The signs of this disease include more frequent urination, weight loss, poor coat condition, anorexia, increased water intake, depression and lethargy, vomiting or diarrhoea, nervous system issues such as seizures or blindness, anemia, or ataxia.

Diagnosis is usually through urinary and blood analysis and an ultrasound might be used to confirm the condition.

In most cases the cysts themselves are so small and numerous that surgery is not an option. However, once the condition has been identified, there are treatments that help limit the effects of this disease.
IV fluids may be given to address dehydration, and it can help to feed your cat wet foods. Specific food supplements may be advised, as well as medications to control symptoms.
There is no way to cure this disease so always buy from a reputable breeder and ask if they have screened their breeding cats for this disease.
Talk to your vet if you think your cat might be suffering from this condition.

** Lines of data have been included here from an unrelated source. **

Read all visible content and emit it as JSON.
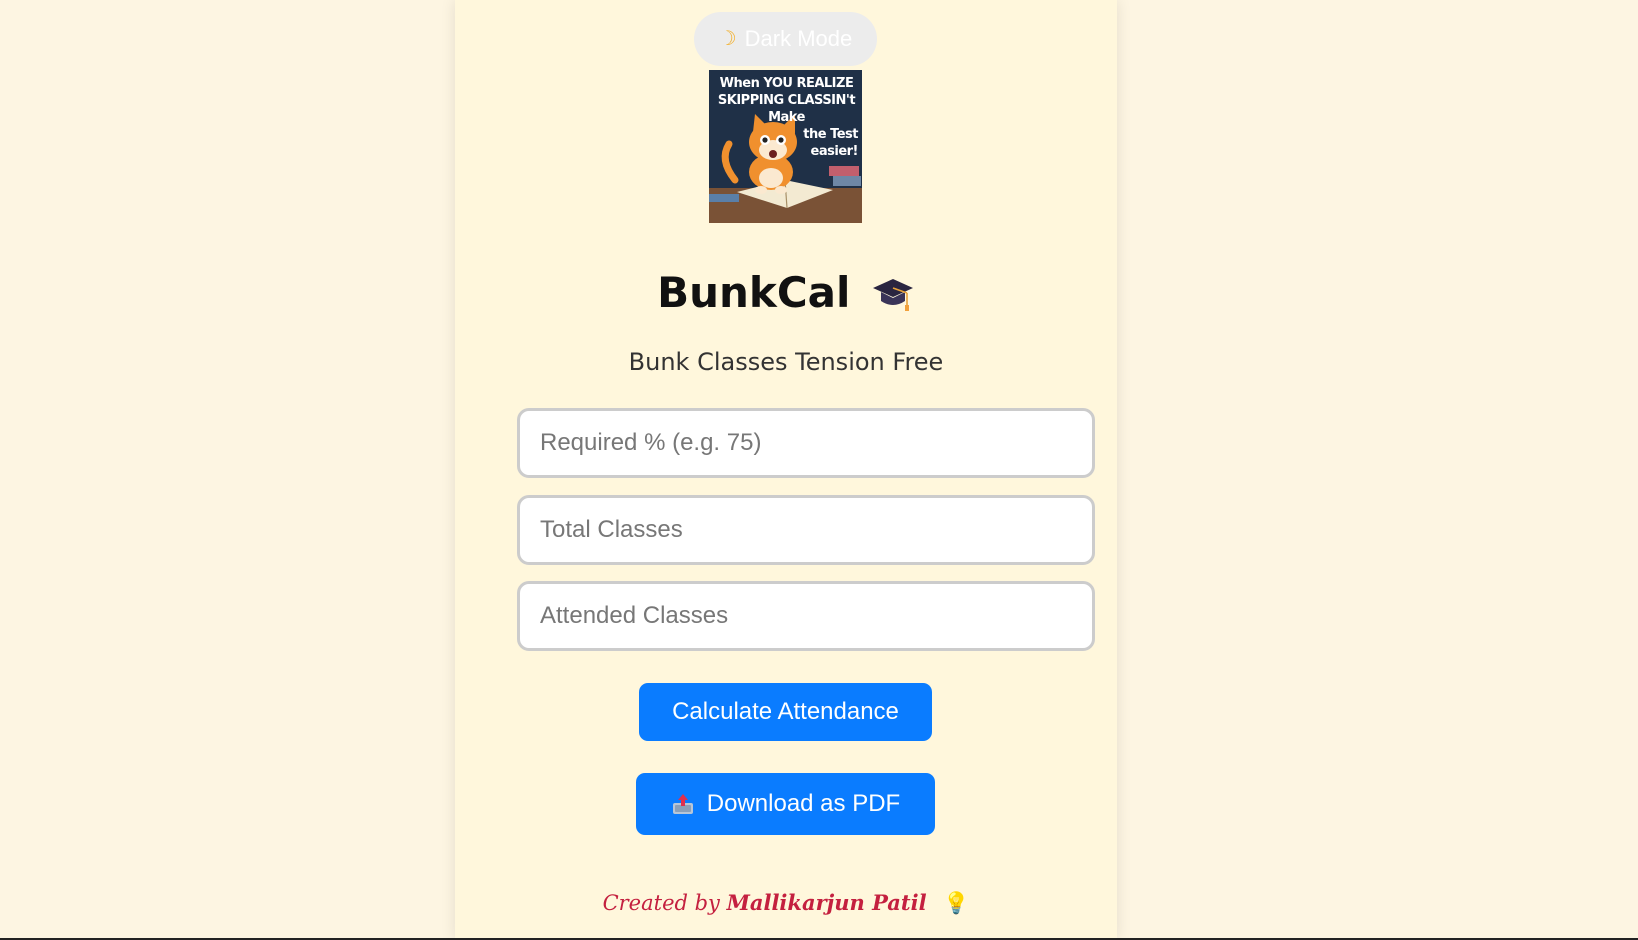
{
  "theme_toggle": {
    "icon": "moon-icon",
    "label": "Dark Mode"
  },
  "meme": {
    "caption_lines": [
      "When YOU REALIZE",
      "SKIPPING CLASSIN't Make",
      "the Test",
      "easier!"
    ]
  },
  "header": {
    "title": "BunkCal",
    "title_icon": "graduation-cap-icon",
    "subtitle": "Bunk Classes Tension Free"
  },
  "form": {
    "required_placeholder": "Required % (e.g. 75)",
    "total_placeholder": "Total Classes",
    "attended_placeholder": "Attended Classes"
  },
  "actions": {
    "calculate_label": "Calculate Attendance",
    "download_icon": "outbox-tray-icon",
    "download_label": "Download as PDF"
  },
  "footer": {
    "prefix": "Created by",
    "author": "Mallikarjun Patil",
    "icon": "light-bulb-icon"
  },
  "colors": {
    "page_bg": "#fdf5e2",
    "card_bg": "#fff7dc",
    "button": "#0a7cff",
    "credit": "#c4203f"
  }
}
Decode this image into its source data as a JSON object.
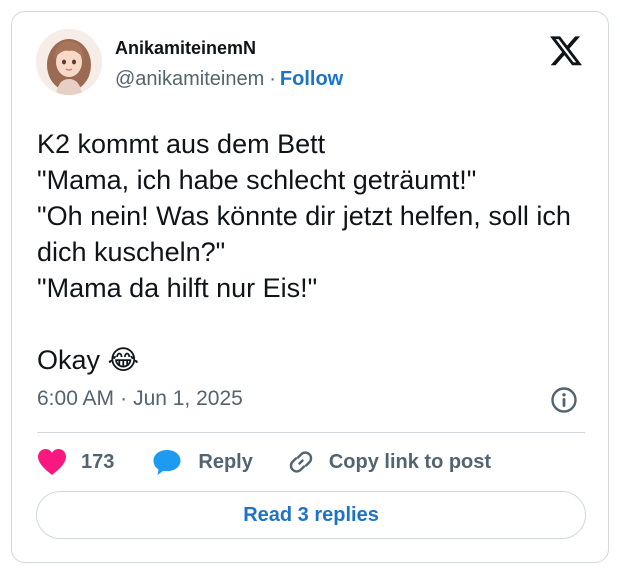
{
  "author": {
    "display_name": "AnikamiteinemN",
    "handle": "@anikamiteinem",
    "separator": "·",
    "follow_label": "Follow",
    "avatar_icon": "avatar-illustration"
  },
  "tweet": {
    "text": "K2 kommt aus dem Bett\n\"Mama, ich habe schlecht geträumt!\"\n\"Oh nein! Was könnte dir jetzt helfen, soll ich dich kuscheln?\"\n\"Mama da hilft nur Eis!\"\n\nOkay 😂",
    "time": "6:00 AM",
    "separator": "·",
    "date": "Jun 1, 2025"
  },
  "actions": {
    "like_count": "173",
    "reply_label": "Reply",
    "copy_label": "Copy link to post",
    "read_replies_label": "Read 3 replies"
  },
  "icons": {
    "platform": "x-logo-icon",
    "info": "info-icon",
    "like": "heart-icon",
    "reply": "speech-bubble-icon",
    "copy": "link-icon"
  },
  "colors": {
    "like": "#f91880",
    "reply": "#1d9bf0",
    "link": "#1d74c7",
    "muted": "#536471",
    "border": "#cfd9de"
  }
}
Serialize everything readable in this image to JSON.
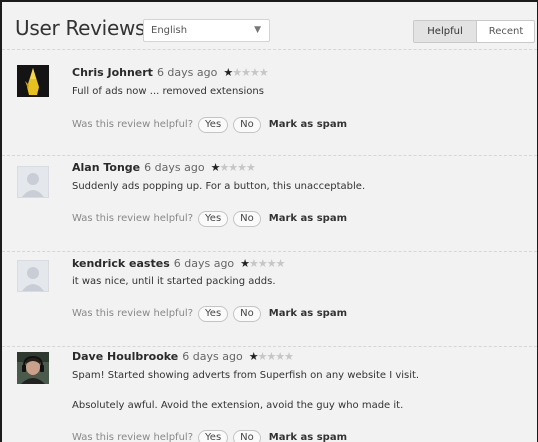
{
  "header": {
    "title": "User Reviews",
    "language_select": {
      "value": "English"
    },
    "sort_tabs": [
      {
        "label": "Helpful",
        "active": true
      },
      {
        "label": "Recent",
        "active": false
      }
    ]
  },
  "colors": {
    "background": "#f2f2f2",
    "frame": "#1c1c1c",
    "star_filled": "#222222",
    "star_empty": "#c6c6c6",
    "active_tab": "#e3e3e3"
  },
  "helpful_prompt": "Was this review helpful?",
  "yes_label": "Yes",
  "no_label": "No",
  "spam_label": "Mark as spam",
  "reviews": [
    {
      "author": "Chris Johnert",
      "time": "6 days ago",
      "rating": 1,
      "max_rating": 5,
      "avatar": "yellow-figure-avatar",
      "lines": [
        "Full of ads now ... removed extensions"
      ]
    },
    {
      "author": "Alan Tonge",
      "time": "6 days ago",
      "rating": 1,
      "max_rating": 5,
      "avatar": "default-avatar",
      "lines": [
        "Suddenly ads popping up. For a button, this unacceptable."
      ]
    },
    {
      "author": "kendrick eastes",
      "time": "6 days ago",
      "rating": 1,
      "max_rating": 5,
      "avatar": "default-avatar",
      "lines": [
        "it was nice, until it started packing adds."
      ]
    },
    {
      "author": "Dave Houlbrooke",
      "time": "6 days ago",
      "rating": 1,
      "max_rating": 5,
      "avatar": "headset-user-avatar",
      "lines": [
        "Spam! Started showing adverts from Superfish on any website I visit.",
        "Absolutely awful. Avoid the extension, avoid the guy who made it."
      ]
    }
  ]
}
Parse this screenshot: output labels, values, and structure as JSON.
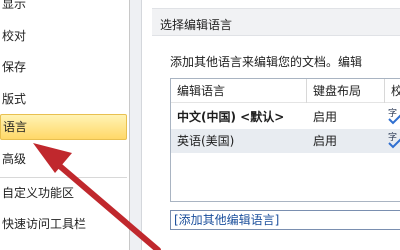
{
  "sidebar": {
    "items": [
      {
        "label": "显示"
      },
      {
        "label": "校对"
      },
      {
        "label": "保存"
      },
      {
        "label": "版式"
      },
      {
        "label": "语言"
      },
      {
        "label": "高级"
      },
      {
        "label": "自定义功能区"
      },
      {
        "label": "快速访问工具栏"
      }
    ],
    "selected": "语言"
  },
  "content": {
    "section_title": "选择编辑语言",
    "description": "添加其他语言来编辑您的文档。编辑",
    "table": {
      "columns": [
        "编辑语言",
        "键盘布局",
        "校"
      ],
      "rows": [
        {
          "language": "中文(中国) <默认>",
          "keyboard": "启用",
          "proofing_icon": "proofing-check-icon"
        },
        {
          "language": "英语(美国)",
          "keyboard": "启用",
          "proofing_icon": "proofing-check-icon"
        }
      ]
    },
    "add_language_placeholder": "[添加其他编辑语言]"
  },
  "colors": {
    "selected_bg": "#ffd868",
    "arrow": "#c0282d",
    "link_blue": "#1b4f9c"
  }
}
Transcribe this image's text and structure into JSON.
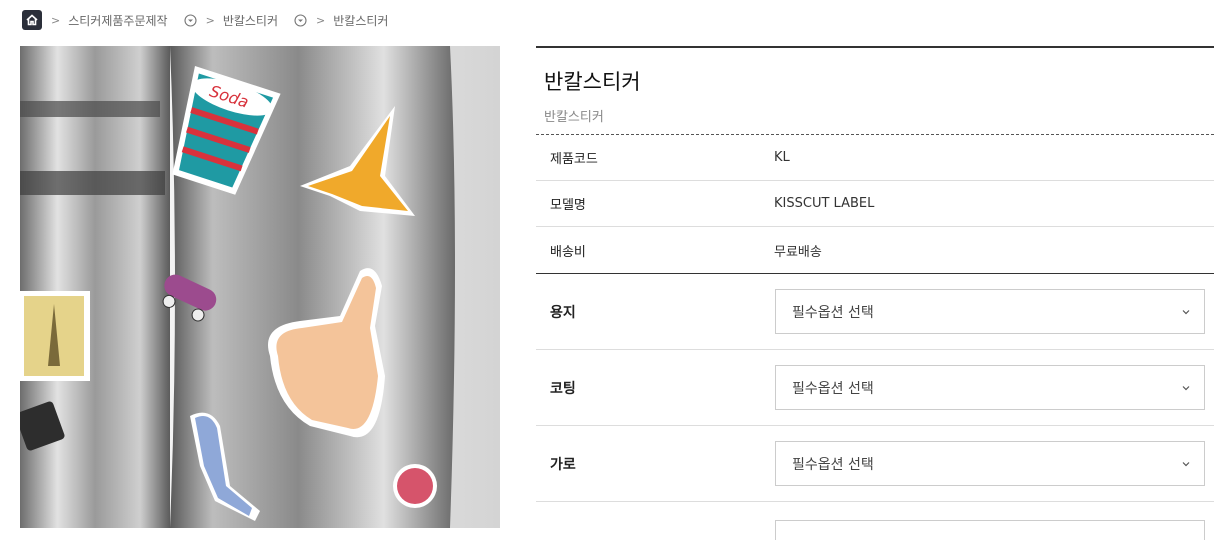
{
  "breadcrumb": {
    "items": [
      "스티커제품주문제작",
      "반칼스티커",
      "반칼스티커"
    ],
    "home_icon": "home-icon",
    "dropdown_icon": "chevron-circle-down-icon"
  },
  "product": {
    "title": "반칼스티커",
    "subtitle": "반칼스티커",
    "image_text": "Soda"
  },
  "info": [
    {
      "label": "제품코드",
      "value": "KL"
    },
    {
      "label": "모델명",
      "value": "KISSCUT LABEL"
    },
    {
      "label": "배송비",
      "value": "무료배송"
    }
  ],
  "options": [
    {
      "label": "용지",
      "placeholder": "필수옵션 선택"
    },
    {
      "label": "코팅",
      "placeholder": "필수옵션 선택"
    },
    {
      "label": "가로",
      "placeholder": "필수옵션 선택"
    }
  ]
}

Hypertrophic cardiomyopathy is an abnormal thickening of walls of the heart, and the most common cause of heart disease in cats. The heart walls in sufferers become too muscular making the main heart chamber, small. This has the effect of reducing the general volume of blood that can be moved with each beat, can create abnormal blood flow in the heart and an abnormally dilated left atrium.

Due to the subtle nature of this condition, it can often go undiagnosed. A heart murmur, or arrhythmia, may be the first signs of this disease, however, there are several other warning signs. Rapid, laboured breathing, extreme lethargy, blood clots, and collapsing can be indicative of this condition, too.
In order to diagnose this condition your vet may do chest x-rays, an Electrocardiogram to find out of there is an abnormal rhythm, blood tests, blood pressure monitoring, and an Echocardiogram to pinpoint the issue.
Treatment for this condition can involve hospitalisation for several days to treat the effects of congestive heart failure. Other treatment might include oxygen therapy, diuretics, medication and blood pressure monitoring. Treatment will typically focus on lowering the impact of the condition using medication in order to give your cat the best quality of life possible. With the proper support, care, and medication, some cats with this condition can live for years.

Talk to your vet for advice on what to do if you think your cat suffers from HCM.

This condition occurs when the thyroid, a gland in your cat’s neck, produces too much thyroid hormone. This can be due to a benign tumour within the gland, or something more serious. 

Your cat might be hungrier than usual but lose weight despite eating more. They could be thirstier and need to wee more. The condition can create behavioural changes, such as general increased activity, restlessness and in more extreme cases, an increase in aggression. The fur of the cat may look greasy and poorly groomed.

This condition is treated in several ways. Medication can address the increased hormone levels, while radiation therapy or surgery are also options to remove the tumour. A prescription diet may also be recommended. Talk to your vet if you have any worries or think your cat might be suffering from Hyperthyroidism.

Fun facts

  • The British Shorthair may have been the inspiration for Lewis Carroll’s Cheshire Cat in Alice’s Adventures in Wonderland and because of the shape of their mouths the Shorthair is described as a “smiling” cat. 
  • The British Shorthair has been the most popular pedigree cat in the UK since 2001. 
  • This breed is particularly good with children - it is calm, confident, plays well with kids and loves the attention. 
  • Loved and owned by fashion designer Stefano Gabbana, singer Sam Smith and actress Sadie Frost, and an instagram favourite with 3.6 million posts tagged #britishshorthair as of 12th Nov 2018! 

British Shorthaired